Among the lines below, tally those that contain "VIEW" and respond with the total only.

▸ **RAW DATA**
────────────────────
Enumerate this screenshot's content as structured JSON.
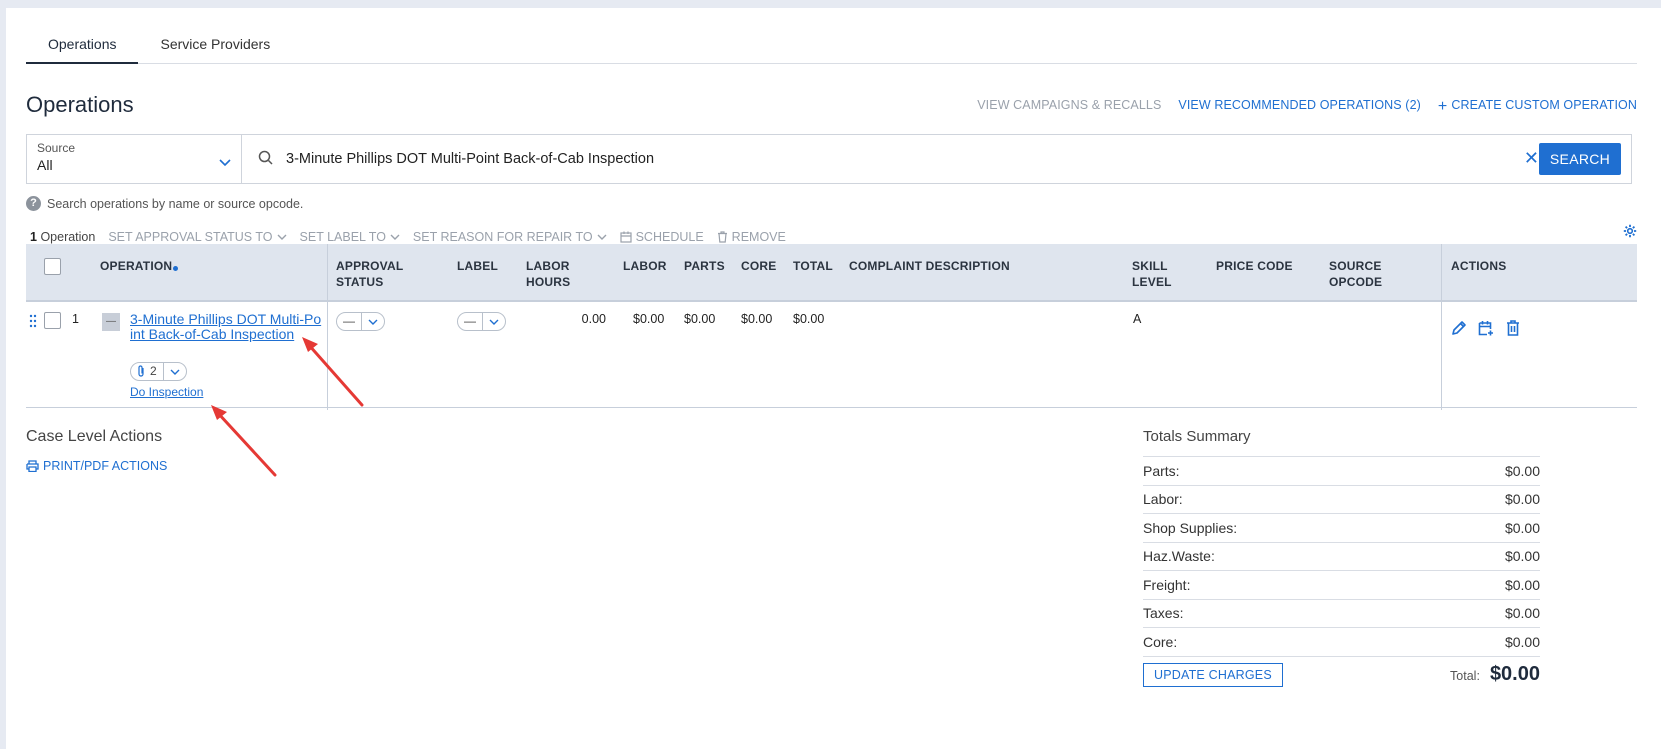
{
  "tabs": [
    {
      "label": "Operations",
      "active": true
    },
    {
      "label": "Service Providers",
      "active": false
    }
  ],
  "header": {
    "title": "Operations",
    "links": {
      "campaigns": "VIEW CAMPAIGNS & RECALLS",
      "recommended": "VIEW RECOMMENDED OPERATIONS (2)",
      "create": "CREATE CUSTOM OPERATION"
    }
  },
  "search": {
    "source_label": "Source",
    "source_value": "All",
    "query": "3-Minute Phillips DOT Multi-Point Back-of-Cab Inspection",
    "button_label": "SEARCH",
    "hint": "Search operations by name or source opcode."
  },
  "bulk": {
    "count_num": "1",
    "count_label": "Operation",
    "set_approval": "SET APPROVAL STATUS TO",
    "set_label": "SET LABEL TO",
    "set_reason": "SET REASON FOR REPAIR TO",
    "schedule": "SCHEDULE",
    "remove": "REMOVE"
  },
  "table": {
    "headers": {
      "operation": "OPERATION",
      "approval_1": "APPROVAL",
      "approval_2": "STATUS",
      "label": "LABEL",
      "labor_hours_1": "LABOR",
      "labor_hours_2": "HOURS",
      "labor": "LABOR",
      "parts": "PARTS",
      "core": "CORE",
      "total": "TOTAL",
      "complaint": "COMPLAINT DESCRIPTION",
      "skill_1": "SKILL",
      "skill_2": "LEVEL",
      "price_code": "PRICE CODE",
      "source_1": "SOURCE",
      "source_2": "OPCODE",
      "actions": "ACTIONS"
    },
    "rows": [
      {
        "index": "1",
        "name": "3-Minute Phillips DOT Multi-Point Back-of-Cab Inspection",
        "collapse": "—",
        "attachments": "2",
        "inspection_link": "Do Inspection",
        "approval": "—",
        "label": "—",
        "labor_hours": "0.00",
        "labor": "$0.00",
        "parts": "$0.00",
        "core": "$0.00",
        "total": "$0.00",
        "skill": "A"
      }
    ]
  },
  "case_level": {
    "title": "Case Level Actions",
    "print": "PRINT/PDF ACTIONS"
  },
  "totals": {
    "title": "Totals Summary",
    "rows": [
      {
        "label": "Parts:",
        "value": "$0.00"
      },
      {
        "label": "Labor:",
        "value": "$0.00"
      },
      {
        "label": "Shop Supplies:",
        "value": "$0.00"
      },
      {
        "label": "Haz.Waste:",
        "value": "$0.00"
      },
      {
        "label": "Freight:",
        "value": "$0.00"
      },
      {
        "label": "Taxes:",
        "value": "$0.00"
      },
      {
        "label": "Core:",
        "value": "$0.00"
      }
    ],
    "update_button": "UPDATE CHARGES",
    "total_label": "Total:",
    "total_value": "$0.00"
  },
  "colors": {
    "accent": "#1f6fd1",
    "header_bg": "#dfe5ee",
    "arrow": "#e53935"
  }
}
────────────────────
▸ **RESPONSE TO THE TASK**
2